I am trying to do a better job of having more of a balance in the media and messages I consume (I mean, one must learn to find balance outside of catching up on Game of Thrones). I found this new five-day devotional by Tauren Wells, called “Known”.
He said two things that resonated with me:
We often create superficial selves and relegate every relationship to the shallow end of the relational experience.
The foundation of intimacy is vulnerability.
These two statements might not mean too much to you, but vulnerability has been something I have been struggling with over the last year.
Some of you might not know that I teach a course on Leading Talent Development at NYU Wagner. One of the reasons I decided to add "Professor" next to my name is because I wanted to help influence the next generation of leaders and managers in relation to how they see human capital in the workplace. More importantly, I wanted to reinforce how they should invest in human capital that might not look or identity like they do.

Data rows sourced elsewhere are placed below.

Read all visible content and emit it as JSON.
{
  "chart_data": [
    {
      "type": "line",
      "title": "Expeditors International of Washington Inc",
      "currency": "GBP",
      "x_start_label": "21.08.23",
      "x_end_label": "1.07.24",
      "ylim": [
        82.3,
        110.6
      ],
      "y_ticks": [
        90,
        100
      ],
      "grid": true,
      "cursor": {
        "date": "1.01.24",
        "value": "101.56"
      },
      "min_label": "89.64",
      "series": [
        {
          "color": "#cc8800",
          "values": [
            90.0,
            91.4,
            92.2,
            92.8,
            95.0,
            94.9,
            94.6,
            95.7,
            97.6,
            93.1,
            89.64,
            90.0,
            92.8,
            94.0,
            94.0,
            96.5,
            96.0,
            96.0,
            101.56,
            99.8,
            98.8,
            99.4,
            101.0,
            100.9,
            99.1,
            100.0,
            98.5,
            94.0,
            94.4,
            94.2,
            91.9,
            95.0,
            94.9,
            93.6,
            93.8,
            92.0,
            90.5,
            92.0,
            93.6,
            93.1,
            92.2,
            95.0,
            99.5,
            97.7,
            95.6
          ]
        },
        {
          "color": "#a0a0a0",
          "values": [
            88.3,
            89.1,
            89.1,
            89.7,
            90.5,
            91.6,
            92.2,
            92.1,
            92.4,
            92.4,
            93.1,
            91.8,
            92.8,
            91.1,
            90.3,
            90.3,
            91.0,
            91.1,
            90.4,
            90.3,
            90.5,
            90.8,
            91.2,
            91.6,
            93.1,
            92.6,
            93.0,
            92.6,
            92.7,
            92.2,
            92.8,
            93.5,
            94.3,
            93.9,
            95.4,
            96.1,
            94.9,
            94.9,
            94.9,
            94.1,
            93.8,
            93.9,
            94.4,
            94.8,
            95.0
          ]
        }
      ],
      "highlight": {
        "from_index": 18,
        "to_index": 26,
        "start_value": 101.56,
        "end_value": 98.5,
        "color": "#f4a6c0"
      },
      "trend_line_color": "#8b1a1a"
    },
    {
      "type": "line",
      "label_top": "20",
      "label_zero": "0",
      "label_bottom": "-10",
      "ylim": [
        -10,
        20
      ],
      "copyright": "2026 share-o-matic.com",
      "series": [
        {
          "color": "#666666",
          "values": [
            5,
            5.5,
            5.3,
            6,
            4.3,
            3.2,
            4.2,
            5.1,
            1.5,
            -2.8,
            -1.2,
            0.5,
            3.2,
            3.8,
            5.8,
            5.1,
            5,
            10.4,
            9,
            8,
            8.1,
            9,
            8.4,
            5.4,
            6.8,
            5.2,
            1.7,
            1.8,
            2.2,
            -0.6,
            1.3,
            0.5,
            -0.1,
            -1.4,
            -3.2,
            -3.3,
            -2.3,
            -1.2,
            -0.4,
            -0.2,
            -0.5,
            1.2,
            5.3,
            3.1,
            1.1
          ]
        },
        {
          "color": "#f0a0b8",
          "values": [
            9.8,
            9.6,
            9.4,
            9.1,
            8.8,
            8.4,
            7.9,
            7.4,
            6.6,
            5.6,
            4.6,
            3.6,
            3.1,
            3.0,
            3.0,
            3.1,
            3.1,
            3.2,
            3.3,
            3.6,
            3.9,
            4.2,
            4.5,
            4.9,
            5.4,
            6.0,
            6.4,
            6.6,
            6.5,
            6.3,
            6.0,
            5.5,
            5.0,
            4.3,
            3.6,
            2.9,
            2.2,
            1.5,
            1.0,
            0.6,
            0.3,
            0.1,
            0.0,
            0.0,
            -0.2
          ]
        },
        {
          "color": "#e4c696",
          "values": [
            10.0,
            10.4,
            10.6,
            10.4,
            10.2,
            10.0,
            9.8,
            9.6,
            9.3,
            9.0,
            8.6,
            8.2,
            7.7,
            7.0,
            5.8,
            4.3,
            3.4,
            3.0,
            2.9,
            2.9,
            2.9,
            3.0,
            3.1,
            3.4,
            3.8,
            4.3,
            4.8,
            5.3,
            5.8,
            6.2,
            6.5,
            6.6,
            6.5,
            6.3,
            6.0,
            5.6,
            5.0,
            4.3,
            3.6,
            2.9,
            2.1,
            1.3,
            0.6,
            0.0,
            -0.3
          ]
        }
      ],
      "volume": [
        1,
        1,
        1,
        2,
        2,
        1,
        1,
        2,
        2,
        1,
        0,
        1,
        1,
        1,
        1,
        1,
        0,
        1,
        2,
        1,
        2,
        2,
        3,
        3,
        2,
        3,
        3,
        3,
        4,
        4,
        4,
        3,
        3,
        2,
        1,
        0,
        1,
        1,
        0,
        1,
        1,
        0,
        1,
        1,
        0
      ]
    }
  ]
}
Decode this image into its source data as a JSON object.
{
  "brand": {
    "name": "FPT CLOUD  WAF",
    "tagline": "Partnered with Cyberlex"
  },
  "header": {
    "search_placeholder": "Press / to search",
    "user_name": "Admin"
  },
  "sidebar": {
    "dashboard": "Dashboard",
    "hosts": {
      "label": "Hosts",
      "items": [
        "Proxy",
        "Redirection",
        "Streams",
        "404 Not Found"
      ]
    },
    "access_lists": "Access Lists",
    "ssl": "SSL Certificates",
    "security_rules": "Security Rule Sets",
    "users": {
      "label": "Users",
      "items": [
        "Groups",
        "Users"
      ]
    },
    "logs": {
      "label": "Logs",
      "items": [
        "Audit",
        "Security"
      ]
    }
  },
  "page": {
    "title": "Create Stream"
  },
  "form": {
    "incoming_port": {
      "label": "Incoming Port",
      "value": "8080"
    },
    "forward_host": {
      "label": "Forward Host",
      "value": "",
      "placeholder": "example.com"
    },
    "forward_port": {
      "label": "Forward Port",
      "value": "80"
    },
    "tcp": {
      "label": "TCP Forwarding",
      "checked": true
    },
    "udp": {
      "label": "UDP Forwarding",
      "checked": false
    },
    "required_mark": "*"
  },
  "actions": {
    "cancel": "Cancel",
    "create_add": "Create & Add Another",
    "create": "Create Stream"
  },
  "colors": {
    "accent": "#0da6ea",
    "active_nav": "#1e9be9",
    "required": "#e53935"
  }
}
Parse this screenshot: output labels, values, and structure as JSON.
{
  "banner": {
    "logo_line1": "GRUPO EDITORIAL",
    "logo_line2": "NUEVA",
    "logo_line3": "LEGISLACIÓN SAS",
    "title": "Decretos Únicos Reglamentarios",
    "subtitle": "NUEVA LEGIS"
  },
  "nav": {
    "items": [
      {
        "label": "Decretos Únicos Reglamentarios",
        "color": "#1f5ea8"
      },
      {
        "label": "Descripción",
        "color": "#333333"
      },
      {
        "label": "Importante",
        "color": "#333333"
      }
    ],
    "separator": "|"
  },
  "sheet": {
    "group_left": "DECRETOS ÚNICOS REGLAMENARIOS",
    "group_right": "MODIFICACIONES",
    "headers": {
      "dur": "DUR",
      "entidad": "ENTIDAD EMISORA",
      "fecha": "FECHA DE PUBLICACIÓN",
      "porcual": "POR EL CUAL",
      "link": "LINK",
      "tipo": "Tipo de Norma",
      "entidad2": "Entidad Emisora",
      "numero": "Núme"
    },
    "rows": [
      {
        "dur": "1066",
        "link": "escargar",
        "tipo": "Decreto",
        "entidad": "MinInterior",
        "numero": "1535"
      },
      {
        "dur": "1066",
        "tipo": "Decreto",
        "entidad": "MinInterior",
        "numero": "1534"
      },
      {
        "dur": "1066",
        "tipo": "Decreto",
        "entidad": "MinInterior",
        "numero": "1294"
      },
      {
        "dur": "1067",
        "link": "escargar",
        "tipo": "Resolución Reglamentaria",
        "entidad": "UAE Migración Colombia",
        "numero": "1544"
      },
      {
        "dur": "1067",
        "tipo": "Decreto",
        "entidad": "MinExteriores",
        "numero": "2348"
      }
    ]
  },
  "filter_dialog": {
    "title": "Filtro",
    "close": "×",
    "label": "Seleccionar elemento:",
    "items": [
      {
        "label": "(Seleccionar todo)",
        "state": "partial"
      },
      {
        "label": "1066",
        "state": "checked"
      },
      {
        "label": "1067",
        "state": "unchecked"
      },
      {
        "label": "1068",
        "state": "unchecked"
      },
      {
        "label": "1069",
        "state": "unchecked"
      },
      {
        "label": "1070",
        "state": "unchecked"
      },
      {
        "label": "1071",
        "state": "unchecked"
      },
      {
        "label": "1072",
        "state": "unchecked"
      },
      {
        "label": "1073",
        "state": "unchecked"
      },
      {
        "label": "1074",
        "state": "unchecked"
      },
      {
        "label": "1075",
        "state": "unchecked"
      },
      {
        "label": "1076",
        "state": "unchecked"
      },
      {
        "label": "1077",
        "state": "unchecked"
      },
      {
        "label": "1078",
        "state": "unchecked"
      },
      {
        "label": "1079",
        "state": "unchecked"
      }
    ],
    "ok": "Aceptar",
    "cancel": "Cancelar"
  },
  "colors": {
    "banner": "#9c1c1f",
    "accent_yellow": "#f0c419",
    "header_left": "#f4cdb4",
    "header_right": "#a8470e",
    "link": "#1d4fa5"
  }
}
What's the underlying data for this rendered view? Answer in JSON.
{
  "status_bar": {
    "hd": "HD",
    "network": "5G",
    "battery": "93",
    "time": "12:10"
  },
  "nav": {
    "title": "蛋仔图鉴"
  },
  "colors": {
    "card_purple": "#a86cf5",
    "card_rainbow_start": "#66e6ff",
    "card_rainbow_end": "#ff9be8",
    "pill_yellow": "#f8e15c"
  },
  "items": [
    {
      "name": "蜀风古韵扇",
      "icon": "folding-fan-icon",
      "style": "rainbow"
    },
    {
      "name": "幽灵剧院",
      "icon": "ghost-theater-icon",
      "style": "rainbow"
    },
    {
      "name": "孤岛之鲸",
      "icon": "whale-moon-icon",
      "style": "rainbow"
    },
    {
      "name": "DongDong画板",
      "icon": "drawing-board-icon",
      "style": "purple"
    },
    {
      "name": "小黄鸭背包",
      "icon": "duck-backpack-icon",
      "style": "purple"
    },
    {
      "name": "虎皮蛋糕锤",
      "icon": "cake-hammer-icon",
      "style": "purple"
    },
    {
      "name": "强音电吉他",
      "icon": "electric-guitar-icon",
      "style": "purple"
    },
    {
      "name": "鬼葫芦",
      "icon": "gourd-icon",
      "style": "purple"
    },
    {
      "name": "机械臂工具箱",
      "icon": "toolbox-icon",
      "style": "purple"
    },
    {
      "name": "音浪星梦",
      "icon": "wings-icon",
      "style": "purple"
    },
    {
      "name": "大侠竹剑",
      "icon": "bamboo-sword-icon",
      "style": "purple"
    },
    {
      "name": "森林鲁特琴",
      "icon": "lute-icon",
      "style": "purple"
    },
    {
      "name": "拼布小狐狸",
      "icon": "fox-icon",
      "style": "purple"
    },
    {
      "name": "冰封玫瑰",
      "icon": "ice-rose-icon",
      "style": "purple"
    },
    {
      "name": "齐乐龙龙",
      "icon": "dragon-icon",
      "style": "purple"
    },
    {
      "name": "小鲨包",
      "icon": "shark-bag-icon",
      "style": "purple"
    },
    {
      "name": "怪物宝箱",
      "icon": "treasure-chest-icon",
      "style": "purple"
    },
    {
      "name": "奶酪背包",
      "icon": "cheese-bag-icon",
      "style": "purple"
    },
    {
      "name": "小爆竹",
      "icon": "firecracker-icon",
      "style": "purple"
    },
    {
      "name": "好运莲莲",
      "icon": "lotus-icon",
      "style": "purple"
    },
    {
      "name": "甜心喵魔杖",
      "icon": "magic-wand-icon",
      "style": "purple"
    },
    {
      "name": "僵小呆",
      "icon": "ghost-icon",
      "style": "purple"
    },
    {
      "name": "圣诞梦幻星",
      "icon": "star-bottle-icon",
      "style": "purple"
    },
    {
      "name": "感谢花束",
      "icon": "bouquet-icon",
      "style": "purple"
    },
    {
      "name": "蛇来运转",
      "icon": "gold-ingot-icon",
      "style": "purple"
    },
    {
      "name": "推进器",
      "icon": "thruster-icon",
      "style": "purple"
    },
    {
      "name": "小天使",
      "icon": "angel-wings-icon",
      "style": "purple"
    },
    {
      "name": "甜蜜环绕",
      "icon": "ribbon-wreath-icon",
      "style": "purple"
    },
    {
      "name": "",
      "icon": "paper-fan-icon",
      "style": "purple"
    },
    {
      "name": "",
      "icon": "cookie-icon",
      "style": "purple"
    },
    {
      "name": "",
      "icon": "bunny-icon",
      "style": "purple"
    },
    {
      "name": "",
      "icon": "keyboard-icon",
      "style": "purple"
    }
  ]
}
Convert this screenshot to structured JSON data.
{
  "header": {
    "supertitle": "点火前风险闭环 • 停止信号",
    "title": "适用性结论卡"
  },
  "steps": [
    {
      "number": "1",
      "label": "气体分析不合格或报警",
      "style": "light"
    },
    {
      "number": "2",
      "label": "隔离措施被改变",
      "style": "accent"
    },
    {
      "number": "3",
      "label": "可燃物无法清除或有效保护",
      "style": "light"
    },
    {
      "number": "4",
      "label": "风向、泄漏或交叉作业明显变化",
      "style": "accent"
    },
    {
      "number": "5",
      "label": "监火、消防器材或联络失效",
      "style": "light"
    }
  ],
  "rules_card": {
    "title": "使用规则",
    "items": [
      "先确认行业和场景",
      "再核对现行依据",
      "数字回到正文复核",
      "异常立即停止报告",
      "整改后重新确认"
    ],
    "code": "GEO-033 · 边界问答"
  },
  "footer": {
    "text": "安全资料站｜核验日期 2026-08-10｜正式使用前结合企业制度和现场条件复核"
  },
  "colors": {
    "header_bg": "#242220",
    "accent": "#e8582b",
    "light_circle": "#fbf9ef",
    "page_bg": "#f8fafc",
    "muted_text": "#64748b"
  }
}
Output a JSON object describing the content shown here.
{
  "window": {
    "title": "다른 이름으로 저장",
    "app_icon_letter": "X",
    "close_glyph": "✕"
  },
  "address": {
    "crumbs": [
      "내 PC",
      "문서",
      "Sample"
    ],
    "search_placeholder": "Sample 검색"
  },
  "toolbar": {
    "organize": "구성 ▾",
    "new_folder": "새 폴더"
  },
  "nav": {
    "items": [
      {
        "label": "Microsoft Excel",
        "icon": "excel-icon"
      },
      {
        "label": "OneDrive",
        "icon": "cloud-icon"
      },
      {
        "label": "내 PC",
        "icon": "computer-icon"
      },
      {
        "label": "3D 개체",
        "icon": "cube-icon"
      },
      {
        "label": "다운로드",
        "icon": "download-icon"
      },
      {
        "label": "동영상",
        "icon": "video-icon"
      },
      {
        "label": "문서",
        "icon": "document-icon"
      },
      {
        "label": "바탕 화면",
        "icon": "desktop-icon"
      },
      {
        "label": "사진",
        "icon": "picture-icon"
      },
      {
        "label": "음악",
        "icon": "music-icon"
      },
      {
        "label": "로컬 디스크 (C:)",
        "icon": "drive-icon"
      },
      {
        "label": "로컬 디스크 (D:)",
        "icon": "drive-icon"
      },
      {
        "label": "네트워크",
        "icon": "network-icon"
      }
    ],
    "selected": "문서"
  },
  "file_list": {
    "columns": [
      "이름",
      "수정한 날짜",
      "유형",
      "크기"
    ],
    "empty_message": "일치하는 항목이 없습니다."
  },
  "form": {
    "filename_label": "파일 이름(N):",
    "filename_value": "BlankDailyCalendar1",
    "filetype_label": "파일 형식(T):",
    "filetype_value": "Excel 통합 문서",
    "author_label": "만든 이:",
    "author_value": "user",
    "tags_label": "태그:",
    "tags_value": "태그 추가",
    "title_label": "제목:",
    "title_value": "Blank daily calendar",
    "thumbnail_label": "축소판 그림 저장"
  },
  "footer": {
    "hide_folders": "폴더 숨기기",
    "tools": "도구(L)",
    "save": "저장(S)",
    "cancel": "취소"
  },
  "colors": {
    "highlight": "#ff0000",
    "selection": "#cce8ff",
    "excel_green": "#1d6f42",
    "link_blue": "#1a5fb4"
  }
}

My mother first taught me about managing up. That isn’t what she called it, of course, but when I got my first job, she’d tell me stories about her career. She'd share how she went from working in the basement at her company to getting promoted to a number of different roles, and the little things she did to get there. She'd regularly give me suggestions on how to be great at work, and how to get the most done with (or in spite of) whatever boss I had.
What would it look like if the rooms we walked into or the tables we sat at were diverse? What about in terms of board membership? Imagine sitting in a boardroom that was representative of the communities you live in and the customers you serve. I believe that is exactly what California is striving for in trying to pass a bill that would require publicly held companies to have women on their boards. Which is great news for women of color: we are not equally represented on corporate boards, so there is lots of opportunity and board seats to secure.
Two months after graduation, I landed my first corporate job with visions of a meritocracy that offered equal opportunities to ascend towards the C-Suite. Instead, I was greeted with something different. I experienced discrimination and isolation that my university did not equip me to overcome; that I learned by trial and error.
In 2013, Sheryl Sandberg inspired all women to *Lean In*, yet, failed to address what leaning in is like for black and brown women. There is an extra socio-economic and systemic layer of glass that women of color must chip away at before they reach the ceiling in Sheryl’s book.
“Are you ready to get your life back and head to work?”
“Aren’t you excited to get back to your routine?”
“Won’t it be a relief to not worry about the baby all day?”
Life. Routine. Worry.
As I stood there crying tears of joy holding the positive pregnancy test, everything changed. There was a shift in my universe. The GPS had to recalculate. The destination didn’t change, but we had to implement a detour. My life would never go back to what it once was, I wouldn’t want it to. The routine I had fallen into would change, it had to. And worry, well that is an innocent side effect of motherhood.